BG Tower - Petersburg Vagreenspun.com : LUSENET : ACL and SAL Railroads Historical Society : One Thread
Have been trying to determine exact date when BG Tower in Petersburg was knock down in railroad accident The accident occurred when 3rd trick yard engine, with a cut of several passenger cars, was unable to pull the grade from the N&W crossing up to Washington Street. Apparently, the operator working in BG was told that when the rear of the train cleared he could realigned the derailer. Once the engine stalled and was unable to pull the hill, it started backing down the grade without a brakeman on the rear. The cars naturally derailed and crashed into the tower. Fortunately, the operator, last name believed to be Parrott, was not injured when the tower crashed into the street. Subsequently, the tower was not replaced. The operator's position was relocated into the nearby N&W Yard Office. Any info would be appreciated.
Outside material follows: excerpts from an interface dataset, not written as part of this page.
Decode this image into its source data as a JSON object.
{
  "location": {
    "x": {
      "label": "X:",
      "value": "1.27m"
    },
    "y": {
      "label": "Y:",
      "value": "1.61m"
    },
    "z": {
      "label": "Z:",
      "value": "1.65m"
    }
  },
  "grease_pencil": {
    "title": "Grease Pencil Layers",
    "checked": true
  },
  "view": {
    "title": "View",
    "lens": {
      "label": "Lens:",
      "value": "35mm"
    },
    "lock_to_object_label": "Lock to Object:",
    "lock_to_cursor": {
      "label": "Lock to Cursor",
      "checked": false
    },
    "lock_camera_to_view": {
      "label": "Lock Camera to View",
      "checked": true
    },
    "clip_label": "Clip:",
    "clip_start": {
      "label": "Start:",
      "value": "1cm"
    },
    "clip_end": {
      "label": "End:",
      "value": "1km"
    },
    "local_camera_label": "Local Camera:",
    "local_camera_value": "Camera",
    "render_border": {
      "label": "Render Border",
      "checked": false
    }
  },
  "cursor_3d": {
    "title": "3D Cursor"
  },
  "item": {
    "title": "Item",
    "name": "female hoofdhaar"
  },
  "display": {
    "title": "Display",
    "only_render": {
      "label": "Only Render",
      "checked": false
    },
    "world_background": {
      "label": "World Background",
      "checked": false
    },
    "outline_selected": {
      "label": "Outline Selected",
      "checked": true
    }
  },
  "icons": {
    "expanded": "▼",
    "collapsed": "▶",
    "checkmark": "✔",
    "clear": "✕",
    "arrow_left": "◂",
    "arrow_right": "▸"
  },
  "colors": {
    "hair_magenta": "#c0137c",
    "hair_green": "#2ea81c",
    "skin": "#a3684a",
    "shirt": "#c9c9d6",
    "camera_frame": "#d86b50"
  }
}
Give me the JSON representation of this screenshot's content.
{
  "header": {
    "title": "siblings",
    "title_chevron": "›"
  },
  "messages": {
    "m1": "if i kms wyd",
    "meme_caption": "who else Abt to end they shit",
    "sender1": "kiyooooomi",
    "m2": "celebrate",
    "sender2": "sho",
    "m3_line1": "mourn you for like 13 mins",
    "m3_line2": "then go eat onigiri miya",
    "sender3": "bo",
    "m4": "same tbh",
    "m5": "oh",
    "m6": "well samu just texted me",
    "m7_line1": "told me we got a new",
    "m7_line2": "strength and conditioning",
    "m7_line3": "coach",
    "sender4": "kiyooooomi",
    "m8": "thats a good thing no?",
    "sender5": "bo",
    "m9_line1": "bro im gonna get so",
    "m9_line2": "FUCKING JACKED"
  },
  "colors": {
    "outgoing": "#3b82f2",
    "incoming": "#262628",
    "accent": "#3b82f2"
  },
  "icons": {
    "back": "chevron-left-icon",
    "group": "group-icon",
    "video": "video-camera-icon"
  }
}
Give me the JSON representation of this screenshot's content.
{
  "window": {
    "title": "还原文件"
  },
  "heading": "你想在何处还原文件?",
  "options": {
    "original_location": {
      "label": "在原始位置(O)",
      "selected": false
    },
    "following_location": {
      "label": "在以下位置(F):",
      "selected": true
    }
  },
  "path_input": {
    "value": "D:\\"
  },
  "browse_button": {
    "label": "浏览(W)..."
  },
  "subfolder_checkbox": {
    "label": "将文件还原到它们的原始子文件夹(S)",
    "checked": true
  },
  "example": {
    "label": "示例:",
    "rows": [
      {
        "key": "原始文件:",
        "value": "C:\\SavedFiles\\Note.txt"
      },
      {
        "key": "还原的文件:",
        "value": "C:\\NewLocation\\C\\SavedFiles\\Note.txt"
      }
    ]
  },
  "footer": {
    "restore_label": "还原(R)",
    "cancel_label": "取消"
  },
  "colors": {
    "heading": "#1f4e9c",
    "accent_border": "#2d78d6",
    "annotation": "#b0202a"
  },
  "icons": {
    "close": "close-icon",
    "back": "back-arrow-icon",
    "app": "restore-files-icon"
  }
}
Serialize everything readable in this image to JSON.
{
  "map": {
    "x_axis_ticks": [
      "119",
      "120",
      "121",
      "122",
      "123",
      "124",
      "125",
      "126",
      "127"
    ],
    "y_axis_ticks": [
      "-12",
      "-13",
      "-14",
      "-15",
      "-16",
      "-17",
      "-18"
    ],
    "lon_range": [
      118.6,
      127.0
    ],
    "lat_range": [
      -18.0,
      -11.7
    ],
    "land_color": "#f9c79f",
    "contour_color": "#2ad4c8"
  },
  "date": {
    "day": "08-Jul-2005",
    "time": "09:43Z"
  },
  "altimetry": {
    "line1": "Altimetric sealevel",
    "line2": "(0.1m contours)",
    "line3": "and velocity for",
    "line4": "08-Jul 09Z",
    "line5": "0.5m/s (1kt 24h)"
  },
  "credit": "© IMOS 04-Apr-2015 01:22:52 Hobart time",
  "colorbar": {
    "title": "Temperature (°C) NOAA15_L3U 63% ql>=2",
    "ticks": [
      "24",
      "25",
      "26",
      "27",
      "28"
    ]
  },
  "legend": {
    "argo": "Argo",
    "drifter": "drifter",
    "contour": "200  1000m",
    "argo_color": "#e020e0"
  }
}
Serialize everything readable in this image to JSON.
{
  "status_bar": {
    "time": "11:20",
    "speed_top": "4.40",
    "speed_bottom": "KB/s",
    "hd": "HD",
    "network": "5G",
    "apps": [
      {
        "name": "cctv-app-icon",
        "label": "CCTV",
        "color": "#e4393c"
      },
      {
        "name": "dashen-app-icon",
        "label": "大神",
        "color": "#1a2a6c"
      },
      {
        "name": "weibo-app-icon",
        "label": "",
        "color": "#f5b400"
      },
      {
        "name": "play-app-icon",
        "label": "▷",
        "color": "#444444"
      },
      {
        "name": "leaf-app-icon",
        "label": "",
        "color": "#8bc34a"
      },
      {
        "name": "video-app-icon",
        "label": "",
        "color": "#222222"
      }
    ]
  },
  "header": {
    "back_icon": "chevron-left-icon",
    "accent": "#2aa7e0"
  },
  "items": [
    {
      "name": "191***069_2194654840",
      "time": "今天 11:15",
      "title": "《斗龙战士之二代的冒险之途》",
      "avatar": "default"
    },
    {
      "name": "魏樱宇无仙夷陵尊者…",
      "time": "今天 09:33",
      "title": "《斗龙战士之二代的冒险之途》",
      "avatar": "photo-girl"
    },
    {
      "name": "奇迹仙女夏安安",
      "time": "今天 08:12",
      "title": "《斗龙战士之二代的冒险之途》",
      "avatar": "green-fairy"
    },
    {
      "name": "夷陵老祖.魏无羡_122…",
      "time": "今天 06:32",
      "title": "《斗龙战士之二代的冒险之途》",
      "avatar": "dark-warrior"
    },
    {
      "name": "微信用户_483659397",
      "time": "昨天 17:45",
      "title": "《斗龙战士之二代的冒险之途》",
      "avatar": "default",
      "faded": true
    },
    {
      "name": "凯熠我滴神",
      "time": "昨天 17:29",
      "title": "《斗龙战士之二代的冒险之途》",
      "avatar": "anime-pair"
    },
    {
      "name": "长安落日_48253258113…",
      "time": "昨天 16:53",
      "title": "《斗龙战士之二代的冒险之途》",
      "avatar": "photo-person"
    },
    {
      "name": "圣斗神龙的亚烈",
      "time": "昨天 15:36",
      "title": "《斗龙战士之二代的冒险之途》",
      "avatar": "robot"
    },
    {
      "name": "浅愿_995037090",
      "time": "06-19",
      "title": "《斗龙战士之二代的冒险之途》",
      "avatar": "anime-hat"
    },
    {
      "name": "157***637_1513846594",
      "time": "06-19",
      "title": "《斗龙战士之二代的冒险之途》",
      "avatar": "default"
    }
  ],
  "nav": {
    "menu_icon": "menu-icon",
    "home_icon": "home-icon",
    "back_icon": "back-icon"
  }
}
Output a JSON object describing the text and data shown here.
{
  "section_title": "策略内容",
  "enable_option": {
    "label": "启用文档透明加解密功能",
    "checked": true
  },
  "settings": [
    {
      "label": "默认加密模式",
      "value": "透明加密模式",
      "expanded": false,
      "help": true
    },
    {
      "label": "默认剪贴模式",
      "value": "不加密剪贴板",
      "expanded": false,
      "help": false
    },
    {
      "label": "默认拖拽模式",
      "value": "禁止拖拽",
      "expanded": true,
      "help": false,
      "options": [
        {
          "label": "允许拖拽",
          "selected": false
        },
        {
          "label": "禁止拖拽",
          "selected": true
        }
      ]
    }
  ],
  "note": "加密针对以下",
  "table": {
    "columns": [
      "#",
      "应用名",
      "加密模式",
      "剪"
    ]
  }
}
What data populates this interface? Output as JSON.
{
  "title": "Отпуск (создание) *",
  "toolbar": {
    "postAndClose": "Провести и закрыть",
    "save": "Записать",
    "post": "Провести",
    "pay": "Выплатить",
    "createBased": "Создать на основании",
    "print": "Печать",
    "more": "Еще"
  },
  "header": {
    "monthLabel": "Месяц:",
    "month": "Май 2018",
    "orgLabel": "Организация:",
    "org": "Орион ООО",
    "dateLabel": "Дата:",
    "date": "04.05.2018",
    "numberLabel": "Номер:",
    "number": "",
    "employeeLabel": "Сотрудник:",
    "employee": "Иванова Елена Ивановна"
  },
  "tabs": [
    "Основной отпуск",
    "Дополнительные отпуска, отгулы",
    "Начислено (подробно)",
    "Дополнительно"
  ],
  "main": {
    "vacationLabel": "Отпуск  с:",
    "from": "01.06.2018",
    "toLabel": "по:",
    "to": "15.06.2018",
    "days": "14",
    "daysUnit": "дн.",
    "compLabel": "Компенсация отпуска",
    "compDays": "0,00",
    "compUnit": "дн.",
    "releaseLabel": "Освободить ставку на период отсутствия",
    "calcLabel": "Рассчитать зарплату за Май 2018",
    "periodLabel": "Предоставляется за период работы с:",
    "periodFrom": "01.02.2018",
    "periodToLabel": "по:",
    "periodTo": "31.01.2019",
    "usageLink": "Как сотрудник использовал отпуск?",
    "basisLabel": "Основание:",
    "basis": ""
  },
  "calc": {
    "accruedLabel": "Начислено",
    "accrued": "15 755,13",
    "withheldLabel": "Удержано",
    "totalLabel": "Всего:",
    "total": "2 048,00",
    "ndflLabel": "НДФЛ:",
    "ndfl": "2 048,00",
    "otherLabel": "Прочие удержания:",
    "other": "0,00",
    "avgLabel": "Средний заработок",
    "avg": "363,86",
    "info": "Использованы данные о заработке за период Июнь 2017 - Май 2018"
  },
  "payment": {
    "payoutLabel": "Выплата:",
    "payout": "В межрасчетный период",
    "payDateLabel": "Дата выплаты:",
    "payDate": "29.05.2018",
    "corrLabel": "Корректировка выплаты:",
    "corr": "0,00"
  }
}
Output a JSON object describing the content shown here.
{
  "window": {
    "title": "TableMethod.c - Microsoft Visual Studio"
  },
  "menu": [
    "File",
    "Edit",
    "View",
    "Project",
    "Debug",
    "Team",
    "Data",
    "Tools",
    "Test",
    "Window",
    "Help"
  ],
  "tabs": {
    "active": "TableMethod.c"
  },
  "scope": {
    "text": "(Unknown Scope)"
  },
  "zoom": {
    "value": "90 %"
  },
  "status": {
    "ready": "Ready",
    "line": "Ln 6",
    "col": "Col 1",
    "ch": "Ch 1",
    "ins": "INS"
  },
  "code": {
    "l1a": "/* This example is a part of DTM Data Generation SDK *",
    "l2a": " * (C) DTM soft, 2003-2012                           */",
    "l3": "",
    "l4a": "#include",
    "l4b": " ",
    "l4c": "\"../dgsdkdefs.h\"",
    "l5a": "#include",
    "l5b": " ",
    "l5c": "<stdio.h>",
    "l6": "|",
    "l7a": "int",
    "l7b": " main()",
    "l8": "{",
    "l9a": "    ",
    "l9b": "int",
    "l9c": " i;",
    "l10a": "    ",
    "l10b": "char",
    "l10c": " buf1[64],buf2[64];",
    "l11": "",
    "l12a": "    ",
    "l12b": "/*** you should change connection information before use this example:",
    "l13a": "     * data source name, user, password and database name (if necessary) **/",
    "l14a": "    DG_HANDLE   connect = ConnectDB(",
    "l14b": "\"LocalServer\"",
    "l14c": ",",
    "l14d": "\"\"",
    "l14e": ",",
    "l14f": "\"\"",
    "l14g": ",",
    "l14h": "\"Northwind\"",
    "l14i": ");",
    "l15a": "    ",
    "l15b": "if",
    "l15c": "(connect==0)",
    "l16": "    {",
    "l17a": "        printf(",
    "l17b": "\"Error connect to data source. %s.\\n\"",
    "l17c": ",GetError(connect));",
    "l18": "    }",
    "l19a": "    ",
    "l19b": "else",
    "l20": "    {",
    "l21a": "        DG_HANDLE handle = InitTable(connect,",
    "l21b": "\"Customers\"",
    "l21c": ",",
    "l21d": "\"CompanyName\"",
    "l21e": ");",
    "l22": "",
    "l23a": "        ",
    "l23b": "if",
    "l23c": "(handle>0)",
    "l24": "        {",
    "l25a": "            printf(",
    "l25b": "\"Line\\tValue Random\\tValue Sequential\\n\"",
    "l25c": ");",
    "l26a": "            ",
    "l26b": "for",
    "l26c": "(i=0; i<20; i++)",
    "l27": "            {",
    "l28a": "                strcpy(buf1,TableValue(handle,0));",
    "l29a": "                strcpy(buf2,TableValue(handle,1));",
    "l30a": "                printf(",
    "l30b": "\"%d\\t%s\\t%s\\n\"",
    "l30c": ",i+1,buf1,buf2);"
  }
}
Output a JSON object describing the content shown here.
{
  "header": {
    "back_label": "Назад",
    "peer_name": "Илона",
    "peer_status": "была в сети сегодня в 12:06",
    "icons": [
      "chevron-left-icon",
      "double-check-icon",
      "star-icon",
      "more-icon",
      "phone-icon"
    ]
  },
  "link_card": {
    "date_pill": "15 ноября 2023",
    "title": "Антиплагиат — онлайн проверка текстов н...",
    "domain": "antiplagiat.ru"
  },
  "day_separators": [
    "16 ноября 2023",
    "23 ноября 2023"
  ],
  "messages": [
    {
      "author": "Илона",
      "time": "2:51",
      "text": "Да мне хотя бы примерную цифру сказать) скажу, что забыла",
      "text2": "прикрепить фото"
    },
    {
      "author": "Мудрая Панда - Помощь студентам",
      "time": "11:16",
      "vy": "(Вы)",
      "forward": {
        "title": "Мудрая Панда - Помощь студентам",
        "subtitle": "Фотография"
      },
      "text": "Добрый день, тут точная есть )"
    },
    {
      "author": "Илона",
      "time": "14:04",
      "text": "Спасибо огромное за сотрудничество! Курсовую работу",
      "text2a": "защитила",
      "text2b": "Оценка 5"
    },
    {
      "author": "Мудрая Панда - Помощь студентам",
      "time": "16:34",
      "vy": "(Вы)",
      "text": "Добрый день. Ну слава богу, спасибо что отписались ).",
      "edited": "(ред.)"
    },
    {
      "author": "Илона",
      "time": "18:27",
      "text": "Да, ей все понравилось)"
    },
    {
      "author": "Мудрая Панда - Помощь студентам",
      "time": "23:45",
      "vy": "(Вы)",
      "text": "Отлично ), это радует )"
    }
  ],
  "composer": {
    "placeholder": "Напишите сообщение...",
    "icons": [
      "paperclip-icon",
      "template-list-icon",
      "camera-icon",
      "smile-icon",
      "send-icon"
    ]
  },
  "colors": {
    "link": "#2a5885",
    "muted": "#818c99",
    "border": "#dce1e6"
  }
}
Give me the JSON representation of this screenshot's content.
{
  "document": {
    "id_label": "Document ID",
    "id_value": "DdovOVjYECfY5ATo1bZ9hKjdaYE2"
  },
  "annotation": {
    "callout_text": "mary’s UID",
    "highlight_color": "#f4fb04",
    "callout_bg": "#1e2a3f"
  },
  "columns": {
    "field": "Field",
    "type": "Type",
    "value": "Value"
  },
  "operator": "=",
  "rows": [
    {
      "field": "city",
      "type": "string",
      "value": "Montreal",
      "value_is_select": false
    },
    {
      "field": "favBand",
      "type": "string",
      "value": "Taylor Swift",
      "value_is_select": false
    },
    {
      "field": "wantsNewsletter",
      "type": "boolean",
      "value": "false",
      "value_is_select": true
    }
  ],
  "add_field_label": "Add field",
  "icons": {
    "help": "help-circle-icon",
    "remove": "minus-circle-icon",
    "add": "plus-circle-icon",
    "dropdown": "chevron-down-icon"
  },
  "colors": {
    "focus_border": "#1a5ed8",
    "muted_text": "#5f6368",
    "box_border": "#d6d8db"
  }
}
-- Herman J Wilkins (Railrdn@aol.com), October 31, 1999
An excellent photo of BG Tower appeared in the December 3, 1988 edition of the Petersburg Progress Index newspaper. The photo was credited from the collection of Mr. Robert O. Nugent.
-- William E. Griffin, Jr. (email@example.com), July 18, 2003.
A research of a local newspaper article revealed an answer to my question concerning BG Tower accident in Petersburg, Va.. For those who may be interested here goes: The accident occurred around 1:55am on the morning of Tuesday, May 6, 1952. ACL yard engine, started up the hill from the ACL-N&W crossing pulling four passenger cars and pushing several freight cars. The engine failed to pull the hill on the first try and it backed down and to make another attempt. Again, it failed to make the grade and started back down the hill for another run. BG Tower operator, identified as Leonard S. Perritt, had reset the derailer to allow an N&W train to pass over the crossover. It is believed that the ACL train crew thought the derailer was still set for their train. While backing down the hill all four passenger cars derailed, ran along the ground for some distance then struck the tower and pushed it over, totally destroying it. The N&W train had not reached the crosssover when the accident happened. Luckily, the operator was saved from injury or death when a wooded wall locker stopped the roof of the tower from falling on him. The tower was build around 1908 when an interlocking plant was installed.
-- Herman Wilkins (Railrdn@aol.com), January 07, 2000.